The Tacoma School Board is exploring asking voters next winter to approve $500 million for more than a dozen new and remodeled Tacoma schools, ranging from a permanent home for the Science and Math Institute to a completed remodel at Wilson High School.
But first, board members want to hear from the community. They have scheduled a public hearing this week on the possibility of holding a bond election in February.
Then they hope to approve placing the bond measure on the ballot at their Oct. 25 meeting.
The district has a list of 14 capital projects, many directed at the oldest school buildings. One, a $28 million modernization of the historic Washington-Hoyt Elementary, is already happening. The cost was included in a capital levy approved by voters in 2010.
But school district officials say current economic conditions would allow them to refinance part of their current debt for a long-term savings of more than $9.8 million.
They say voter approval of a bond measure would let them take advantage of a new rate estimated at 1.98 percent versus the current 4.91 percent.
That would free up the district’s taxing capacity and require an increase of less than $1 per $1,000 of assessed value in tax rates to fund the bond through 2020.
Included on the district to-do list:
• A home for the Science and Math Institute at Point Defiance. The school has been contained in portable buildings since it opened in 2009.
• Modernization of Wilson High School, built in 1958. The project’s first phase was completed in 2007.
• Modernization of two historic schools: McCarver Elementary School in the Hilltop neighborhood and Stewart Middle School on Pacific Avenue.
• Replacement of elementary schools including Arlington, Birney, Boze, Browns Point, Downing, Grant and Mary Lyon.
• New buildings to replace two schools that the district closed in recent years: Wainwright Elementary and Hunt Middle School.
Big-ticket, long-term bond measures are the traditional route to building new schools and remodeling old ones.
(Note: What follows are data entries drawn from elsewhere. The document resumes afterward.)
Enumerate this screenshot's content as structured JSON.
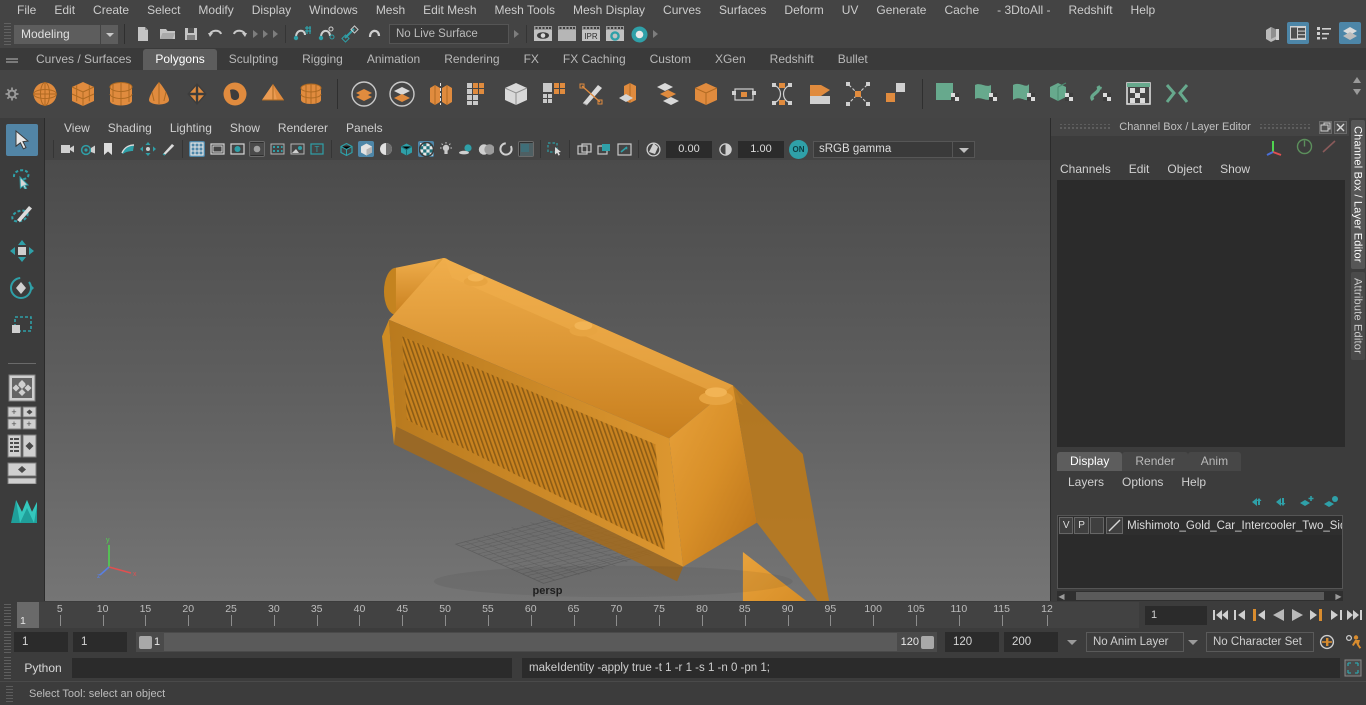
{
  "app": {
    "title": "Autodesk Maya",
    "menu_mode": "Modeling"
  },
  "menubar": {
    "items": [
      "File",
      "Edit",
      "Create",
      "Select",
      "Modify",
      "Display",
      "Windows",
      "Mesh",
      "Edit Mesh",
      "Mesh Tools",
      "Mesh Display",
      "Curves",
      "Surfaces",
      "Deform",
      "UV",
      "Generate",
      "Cache",
      "- 3DtoAll -",
      "Redshift",
      "Help"
    ]
  },
  "statusline": {
    "mode_label": "Modeling",
    "live_surface": "No Live Surface",
    "icons": [
      "new-scene-icon",
      "open-scene-icon",
      "save-scene-icon",
      "undo-icon",
      "redo-icon",
      "select-by-hierarchy-icon",
      "select-by-object-icon",
      "select-by-component-icon",
      "snap-to-grid-icon",
      "snap-to-curve-icon",
      "snap-to-point-icon",
      "snap-to-projected-center-icon",
      "snap-to-view-plane-icon",
      "make-live-icon",
      "render-view-icon",
      "render-current-frame-icon",
      "ipr-render-icon",
      "render-settings-icon",
      "hypershade-icon"
    ],
    "right_icons": [
      "show-hide-modeling-toolkit-icon",
      "show-hide-attribute-editor-icon",
      "show-hide-channel-box-icon",
      "show-hide-tool-settings-icon"
    ]
  },
  "shelf": {
    "tabs": [
      "Curves / Surfaces",
      "Polygons",
      "Sculpting",
      "Rigging",
      "Animation",
      "Rendering",
      "FX",
      "FX Caching",
      "Custom",
      "XGen",
      "Redshift",
      "Bullet"
    ],
    "active_tab": "Polygons",
    "buttons": [
      "polygon-sphere-icon",
      "polygon-cube-icon",
      "polygon-cylinder-icon",
      "polygon-cone-icon",
      "polygon-plane-icon",
      "polygon-torus-icon",
      "polygon-pyramid-icon",
      "polygon-prism-icon",
      "combine-icon",
      "separate-icon",
      "extract-icon",
      "mirror-icon",
      "boolean-icon",
      "smooth-icon",
      "sculpt-tool-icon",
      "extrude-icon",
      "bevel-icon",
      "bridge-icon",
      "append-polygon-icon",
      "quad-draw-icon",
      "insert-edge-loop-icon",
      "multi-cut-icon",
      "target-weld-icon",
      "offset-edge-loop-icon",
      "uv-planar-icon",
      "uv-cylindrical-icon",
      "uv-spherical-icon",
      "uv-automatic-icon",
      "uv-contour-stretch-icon",
      "uv-editor-icon",
      "uv-unfold-icon"
    ]
  },
  "toolbox": {
    "items": [
      "select-tool-icon",
      "lasso-select-tool-icon",
      "paint-select-tool-icon",
      "move-tool-icon",
      "rotate-tool-icon",
      "scale-tool-icon",
      "last-tool-icon",
      "four-view-layout-icon",
      "persp-outliner-layout-icon",
      "persp-graph-layout-icon",
      "single-perspective-layout-icon",
      "hypershade-layout-icon",
      "maya-logo-icon"
    ],
    "active": "select-tool-icon"
  },
  "viewport": {
    "menu": [
      "View",
      "Shading",
      "Lighting",
      "Show",
      "Renderer",
      "Panels"
    ],
    "camera_label": "persp",
    "toolbar": {
      "exposure_value": "0.00",
      "gamma_value": "1.00",
      "color_space": "sRGB gamma",
      "toggle_on_label": "ON",
      "icons": [
        "select-camera-icon",
        "camera-attributes-icon",
        "bookmark-icon",
        "image-plane-icon",
        "two-d-pan-zoom-icon",
        "grease-pencil-icon",
        "grid-icon",
        "film-gate-icon",
        "resolution-gate-icon",
        "gate-mask-icon",
        "exposure-icon",
        "xray-icon",
        "texture-placement-icon",
        "wireframe-icon",
        "smooth-shade-icon",
        "smooth-shade-all-icon",
        "wireframe-on-shaded-icon",
        "texture-icon",
        "use-all-lights-icon",
        "shadows-icon",
        "screen-space-ao-icon",
        "motion-blur-icon",
        "multisample-icon",
        "depth-of-field-icon",
        "isolate-select-icon",
        "select-mask-icon",
        "xray-joints-icon",
        "xray-active-components-icon",
        "exposure-settings-icon"
      ]
    },
    "axis_labels": {
      "x": "x",
      "y": "y",
      "z": "z"
    }
  },
  "channel_box": {
    "panel_title": "Channel Box / Layer Editor",
    "menus": [
      "Channels",
      "Edit",
      "Object",
      "Show"
    ],
    "vertical_tabs": [
      "Channel Box / Layer Editor",
      "Attribute Editor"
    ],
    "window_buttons": [
      "undock-panel-icon",
      "close-panel-icon"
    ]
  },
  "layer_editor": {
    "tabs": [
      "Display",
      "Render",
      "Anim"
    ],
    "active_tab": "Display",
    "menus": [
      "Layers",
      "Options",
      "Help"
    ],
    "toolbar_icons": [
      "move-layer-up-icon",
      "move-layer-down-icon",
      "new-layer-from-selected-icon",
      "new-layer-icon"
    ],
    "layers": [
      {
        "visibility": "V",
        "playback": "P",
        "lock": "",
        "name": "Mishimoto_Gold_Car_Intercooler_Two_Side"
      }
    ]
  },
  "timeline": {
    "current_frame": "1",
    "frame_field": "1",
    "ticks": [
      5,
      10,
      15,
      20,
      25,
      30,
      35,
      40,
      45,
      50,
      55,
      60,
      65,
      70,
      75,
      80,
      85,
      90,
      95,
      100,
      105,
      110,
      115
    ],
    "end_label": "12",
    "playback_icons": [
      "go-to-start-icon",
      "step-back-keyframe-icon",
      "step-back-frame-icon",
      "play-backwards-icon",
      "play-forwards-icon",
      "step-forward-frame-icon",
      "step-forward-keyframe-icon",
      "go-to-end-icon"
    ]
  },
  "range_slider": {
    "anim_start": "1",
    "range_start": "1",
    "range_bar_start": "1",
    "range_bar_end": "120",
    "range_end": "120",
    "anim_end": "200",
    "anim_layer": "No Anim Layer",
    "character_set": "No Character Set",
    "icons": [
      "auto-keyframe-icon",
      "animation-preferences-icon"
    ]
  },
  "command_line": {
    "language_label": "Python",
    "input_value": "",
    "output_text": "makeIdentity -apply true -t 1 -r 1 -s 1 -n 0 -pn 1;",
    "script_editor_icon": "script-editor-icon"
  },
  "help_line": {
    "text": "Select Tool: select an object"
  },
  "colors": {
    "accent_teal": "#2fa0a8",
    "accent_orange": "#d78a3c",
    "model_gold": "#d8912c",
    "selection_blue": "#5285a6",
    "panel_bg": "#3c3c3c",
    "shelf_bg": "#454545"
  }
}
Capital levies collect tax dollars for shorter time periods and are easier to pass. (Capital levies need only a simple majority of yes votes, while bond measures require a 60-percent approval rate.)
The last bond measure approved by Tacoma voters was in 2001. They shot down bond measures in 2006 and 2009, but in 2010 approved a more modest capital levy for more than $140 million. It was designed to pay for two new middle schools – Baker and Hunt – as well as renovation of Washington-Hoyt.
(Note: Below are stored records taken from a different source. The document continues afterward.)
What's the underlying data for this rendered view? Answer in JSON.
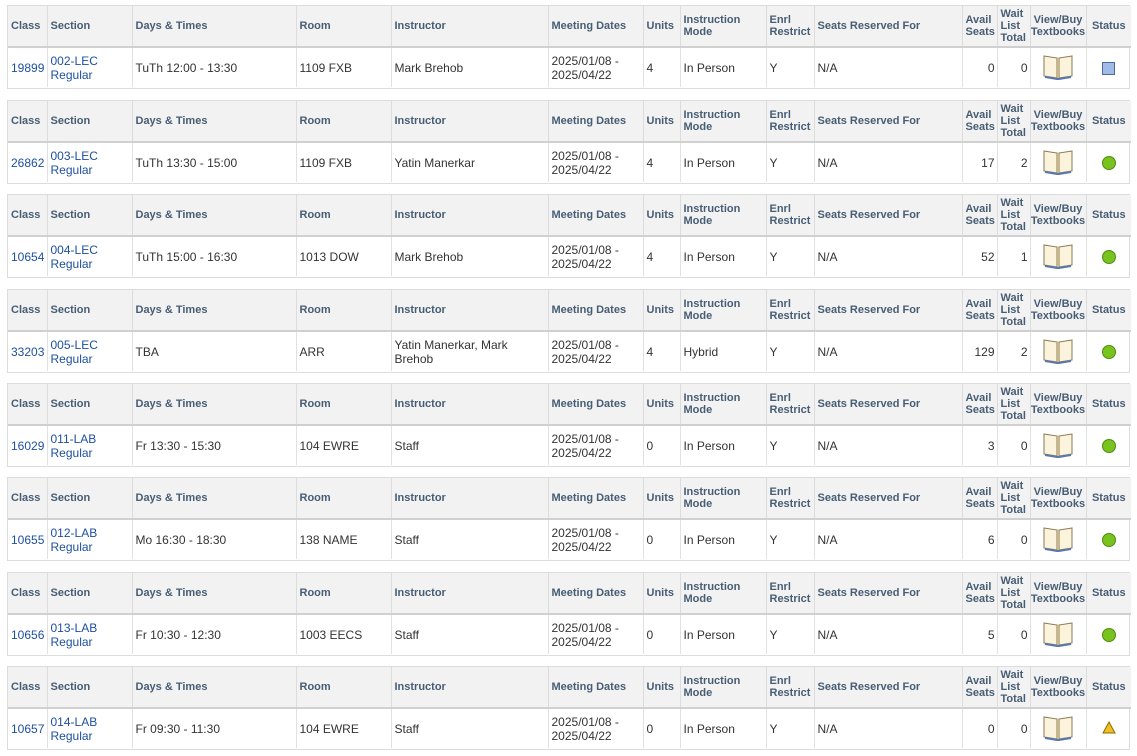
{
  "headers": {
    "class": "Class",
    "section": "Section",
    "days_times": "Days & Times",
    "room": "Room",
    "instructor": "Instructor",
    "meeting_dates": "Meeting Dates",
    "units": "Units",
    "instruction_mode": "Instruction Mode",
    "enrl_restrict": "Enrl Restrict",
    "seats_reserved": "Seats Reserved For",
    "avail_seats": "Avail Seats",
    "wait_list": "Wait List Total",
    "textbooks": "View/Buy Textbooks",
    "status": "Status"
  },
  "sections": [
    {
      "class": "19899",
      "section": "002-LEC Regular",
      "days_times": "TuTh 12:00 - 13:30",
      "room": "1109 FXB",
      "instructor": "Mark Brehob",
      "meeting_dates": "2025/01/08 - 2025/04/22",
      "units": "4",
      "mode": "In Person",
      "restrict": "Y",
      "reserved": "N/A",
      "avail": "0",
      "wait": "0",
      "status": "closed-icon"
    },
    {
      "class": "26862",
      "section": "003-LEC Regular",
      "days_times": "TuTh 13:30 - 15:00",
      "room": "1109 FXB",
      "instructor": "Yatin Manerkar",
      "meeting_dates": "2025/01/08 - 2025/04/22",
      "units": "4",
      "mode": "In Person",
      "restrict": "Y",
      "reserved": "N/A",
      "avail": "17",
      "wait": "2",
      "status": "open-icon"
    },
    {
      "class": "10654",
      "section": "004-LEC Regular",
      "days_times": "TuTh 15:00 - 16:30",
      "room": "1013 DOW",
      "instructor": "Mark Brehob",
      "meeting_dates": "2025/01/08 - 2025/04/22",
      "units": "4",
      "mode": "In Person",
      "restrict": "Y",
      "reserved": "N/A",
      "avail": "52",
      "wait": "1",
      "status": "open-icon"
    },
    {
      "class": "33203",
      "section": "005-LEC Regular",
      "days_times": "TBA",
      "room": "ARR",
      "instructor": "Yatin Manerkar, Mark Brehob",
      "meeting_dates": "2025/01/08 - 2025/04/22",
      "units": "4",
      "mode": "Hybrid",
      "restrict": "Y",
      "reserved": "N/A",
      "avail": "129",
      "wait": "2",
      "status": "open-icon"
    },
    {
      "class": "16029",
      "section": "011-LAB Regular",
      "days_times": "Fr 13:30 - 15:30",
      "room": "104 EWRE",
      "instructor": "Staff",
      "meeting_dates": "2025/01/08 - 2025/04/22",
      "units": "0",
      "mode": "In Person",
      "restrict": "Y",
      "reserved": "N/A",
      "avail": "3",
      "wait": "0",
      "status": "open-icon"
    },
    {
      "class": "10655",
      "section": "012-LAB Regular",
      "days_times": "Mo 16:30 - 18:30",
      "room": "138 NAME",
      "instructor": "Staff",
      "meeting_dates": "2025/01/08 - 2025/04/22",
      "units": "0",
      "mode": "In Person",
      "restrict": "Y",
      "reserved": "N/A",
      "avail": "6",
      "wait": "0",
      "status": "open-icon"
    },
    {
      "class": "10656",
      "section": "013-LAB Regular",
      "days_times": "Fr 10:30 - 12:30",
      "room": "1003 EECS",
      "instructor": "Staff",
      "meeting_dates": "2025/01/08 - 2025/04/22",
      "units": "0",
      "mode": "In Person",
      "restrict": "Y",
      "reserved": "N/A",
      "avail": "5",
      "wait": "0",
      "status": "open-icon"
    },
    {
      "class": "10657",
      "section": "014-LAB Regular",
      "days_times": "Fr 09:30 - 11:30",
      "room": "104 EWRE",
      "instructor": "Staff",
      "meeting_dates": "2025/01/08 - 2025/04/22",
      "units": "0",
      "mode": "In Person",
      "restrict": "Y",
      "reserved": "N/A",
      "avail": "0",
      "wait": "0",
      "status": "wait-list-icon"
    }
  ],
  "colors": {
    "open": "#78c31e",
    "closed": "#9fbbe6",
    "wait_list": "#f0c020",
    "link": "#1e50a0",
    "header_text": "#475d74"
  }
}
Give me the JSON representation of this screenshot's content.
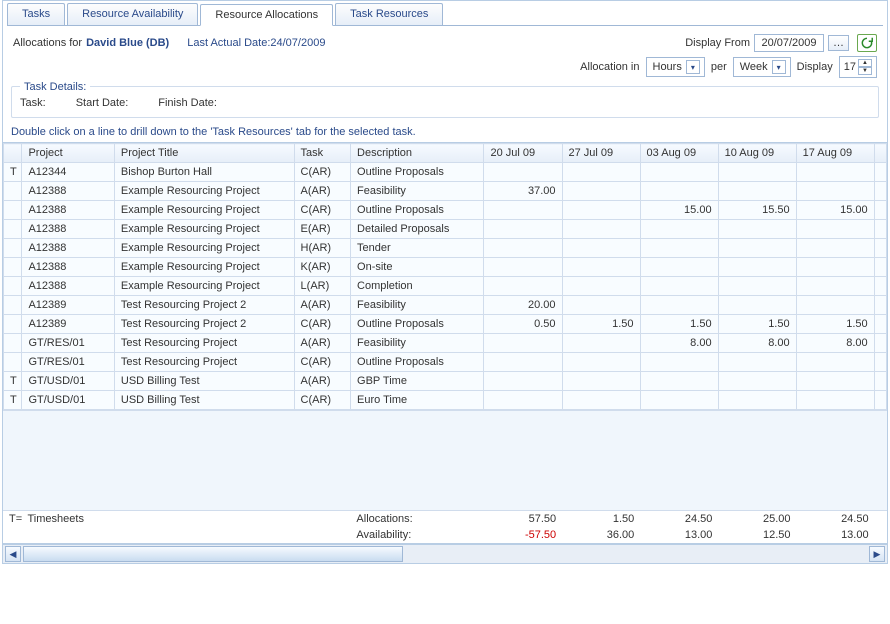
{
  "tabs": {
    "t0": "Tasks",
    "t1": "Resource Availability",
    "t2": "Resource Allocations",
    "t3": "Task Resources"
  },
  "top": {
    "prefix": "Allocations for ",
    "name": "David Blue (DB)",
    "lastActualLabel": "Last Actual Date: ",
    "lastActualDate": "24/07/2009",
    "displayFromLabel": "Display From",
    "displayFromValue": "20/07/2009",
    "allocationInLabel": "Allocation in",
    "allocationInValue": "Hours",
    "perLabel": "per",
    "perValue": "Week",
    "displayLabel": "Display",
    "displayValue": "17"
  },
  "details": {
    "legend": "Task Details:",
    "task": "Task:",
    "start": "Start Date:",
    "finish": "Finish Date:"
  },
  "hint": "Double click on a line to drill down to the 'Task Resources' tab for the selected task.",
  "columns": {
    "c0": "Project",
    "c1": "Project Title",
    "c2": "Task",
    "c3": "Description",
    "d0": "20 Jul 09",
    "d1": "27 Jul 09",
    "d2": "03 Aug 09",
    "d3": "10 Aug 09",
    "d4": "17 Aug 09"
  },
  "rows": [
    {
      "t": "T",
      "project": "A12344",
      "title": "Bishop Burton Hall",
      "task": "C(AR)",
      "desc": "Outline Proposals",
      "v": [
        "",
        "",
        "",
        "",
        ""
      ]
    },
    {
      "t": "",
      "project": "A12388",
      "title": "Example Resourcing Project",
      "task": "A(AR)",
      "desc": "Feasibility",
      "v": [
        "37.00",
        "",
        "",
        "",
        ""
      ],
      "hl": [
        0
      ]
    },
    {
      "t": "",
      "project": "A12388",
      "title": "Example Resourcing Project",
      "task": "C(AR)",
      "desc": "Outline Proposals",
      "v": [
        "",
        "",
        "15.00",
        "15.50",
        "15.00"
      ],
      "hl": [
        2,
        3,
        4
      ]
    },
    {
      "t": "",
      "project": "A12388",
      "title": "Example Resourcing Project",
      "task": "E(AR)",
      "desc": "Detailed Proposals",
      "v": [
        "",
        "",
        "",
        "",
        ""
      ]
    },
    {
      "t": "",
      "project": "A12388",
      "title": "Example Resourcing Project",
      "task": "H(AR)",
      "desc": "Tender",
      "v": [
        "",
        "",
        "",
        "",
        ""
      ]
    },
    {
      "t": "",
      "project": "A12388",
      "title": "Example Resourcing Project",
      "task": "K(AR)",
      "desc": "On-site",
      "v": [
        "",
        "",
        "",
        "",
        ""
      ]
    },
    {
      "t": "",
      "project": "A12388",
      "title": "Example Resourcing Project",
      "task": "L(AR)",
      "desc": "Completion",
      "v": [
        "",
        "",
        "",
        "",
        ""
      ]
    },
    {
      "t": "",
      "project": "A12389",
      "title": "Test Resourcing Project 2",
      "task": "A(AR)",
      "desc": "Feasibility",
      "v": [
        "20.00",
        "",
        "",
        "",
        ""
      ],
      "hl": [
        0
      ]
    },
    {
      "t": "",
      "project": "A12389",
      "title": "Test Resourcing Project 2",
      "task": "C(AR)",
      "desc": "Outline Proposals",
      "v": [
        "0.50",
        "1.50",
        "1.50",
        "1.50",
        "1.50"
      ],
      "hl": [
        0,
        1,
        2,
        3,
        4
      ]
    },
    {
      "t": "",
      "project": "GT/RES/01",
      "title": "Test Resourcing Project",
      "task": "A(AR)",
      "desc": "Feasibility",
      "v": [
        "",
        "",
        "8.00",
        "8.00",
        "8.00"
      ],
      "hl": [
        2,
        3,
        4
      ]
    },
    {
      "t": "",
      "project": "GT/RES/01",
      "title": "Test Resourcing Project",
      "task": "C(AR)",
      "desc": "Outline Proposals",
      "v": [
        "",
        "",
        "",
        "",
        ""
      ]
    },
    {
      "t": "T",
      "project": "GT/USD/01",
      "title": "USD Billing Test",
      "task": "A(AR)",
      "desc": "GBP Time",
      "v": [
        "",
        "",
        "",
        "",
        ""
      ]
    },
    {
      "t": "T",
      "project": "GT/USD/01",
      "title": "USD Billing Test",
      "task": "C(AR)",
      "desc": "Euro Time",
      "v": [
        "",
        "",
        "",
        "",
        ""
      ]
    }
  ],
  "footer": {
    "tEquals": "T=",
    "timesheets": "Timesheets",
    "allocLabel": "Allocations:",
    "availLabel": "Availability:",
    "alloc": [
      "57.50",
      "1.50",
      "24.50",
      "25.00",
      "24.50"
    ],
    "avail": [
      "-57.50",
      "36.00",
      "13.00",
      "12.50",
      "13.00"
    ]
  }
}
A new Baker opened in January and plans are under way for Washington-Hoyt. But the Hunt project was placed on hold after the school was closed in 2010 due to declining enrollment and low test scores.
Taxpayers in the Tacoma School District currently pay a total tax rate of just over $7 per $1,000 of assessed value. That rate includes an operations levy, the capital levy and previous bond.
If a new bond measure is approved by voters on the Feb. 12 ballot, the tax rate would rise to just over $7.80 per $1,000 through 2020.
The district has a long-term master plan aimed at replacing and modernizing Tacoma’s aging school buildings. But board members say they’re also aware they will need to keep an eye on enrollment projections to ensure new schools are built first where needed most. They also acknowledge that a new school building can make demographic projections obsolete by attracting new students from across the city.
“Every time we build a new building, it fills up,” said board member Debbie Winskill. “It’s good for neighborhoods.”
If Tacoma proceeds with a February bond request, it will join Pierce County’s second-largest school district in asking voters for construction money at the same election. In August, the Puyallup School Board agreed to ask voters for a $279 million bond measure to fund a list of capital projects, including a new elementary school on South Hill and added space at the district’s three comprehensive high schools.
Debbie Cafazzo: 253-597-8635